_Exercise details_
Each entry below needs to be reproduced exactly as given.

[Opening Records shown section]

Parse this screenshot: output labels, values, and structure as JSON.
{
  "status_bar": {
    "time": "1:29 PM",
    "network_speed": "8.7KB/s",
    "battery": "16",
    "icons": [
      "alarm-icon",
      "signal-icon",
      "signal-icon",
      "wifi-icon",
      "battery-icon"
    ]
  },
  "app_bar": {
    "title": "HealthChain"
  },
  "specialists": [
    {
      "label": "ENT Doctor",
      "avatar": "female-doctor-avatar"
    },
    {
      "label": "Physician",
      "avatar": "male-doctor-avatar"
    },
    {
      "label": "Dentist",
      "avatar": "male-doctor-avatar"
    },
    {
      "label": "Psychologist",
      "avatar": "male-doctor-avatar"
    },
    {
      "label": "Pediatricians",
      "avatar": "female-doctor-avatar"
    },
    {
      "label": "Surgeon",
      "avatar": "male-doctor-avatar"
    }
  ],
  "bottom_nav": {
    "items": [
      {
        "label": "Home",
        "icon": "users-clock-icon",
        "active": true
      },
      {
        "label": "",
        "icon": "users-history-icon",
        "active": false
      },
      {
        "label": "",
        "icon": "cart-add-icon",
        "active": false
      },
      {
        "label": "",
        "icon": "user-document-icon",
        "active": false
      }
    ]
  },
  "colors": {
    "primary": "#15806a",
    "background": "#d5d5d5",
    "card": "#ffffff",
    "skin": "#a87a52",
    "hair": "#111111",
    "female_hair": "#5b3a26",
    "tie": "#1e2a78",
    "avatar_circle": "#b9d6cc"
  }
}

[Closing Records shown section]

_Completed task_
Parse this screenshot: output labels, values, and structure as JSON.
{
  "status_bar": {
    "time": "1:29 PM",
    "network_speed": "8.7KB/s",
    "battery": "16",
    "icons": [
      "alarm-icon",
      "signal-icon",
      "signal-icon",
      "wifi-icon",
      "battery-icon"
    ]
  },
  "app_bar": {
    "title": "HealthChain"
  },
  "specialists": [
    {
      "label": "ENT Doctor",
      "avatar": "female-doctor-avatar"
    },
    {
      "label": "Physician",
      "avatar": "male-doctor-avatar"
    },
    {
      "label": "Dentist",
      "avatar": "male-doctor-avatar"
    },
    {
      "label": "Psychologist",
      "avatar": "male-doctor-avatar"
    },
    {
      "label": "Pediatricians",
      "avatar": "female-doctor-avatar"
    },
    {
      "label": "Surgeon",
      "avatar": "male-doctor-avatar"
    }
  ],
  "bottom_nav": {
    "items": [
      {
        "label": "Home",
        "icon": "users-clock-icon",
        "active": true
      },
      {
        "label": "",
        "icon": "users-history-icon",
        "active": false
      },
      {
        "label": "",
        "icon": "cart-add-icon",
        "active": false
      },
      {
        "label": "",
        "icon": "user-document-icon",
        "active": false
      }
    ]
  },
  "colors": {
    "primary": "#15806a",
    "background": "#d5d5d5",
    "card": "#ffffff",
    "skin": "#a87a52",
    "hair": "#111111",
    "female_hair": "#5b3a26",
    "tie": "#1e2a78",
    "avatar_circle": "#b9d6cc"
  }
}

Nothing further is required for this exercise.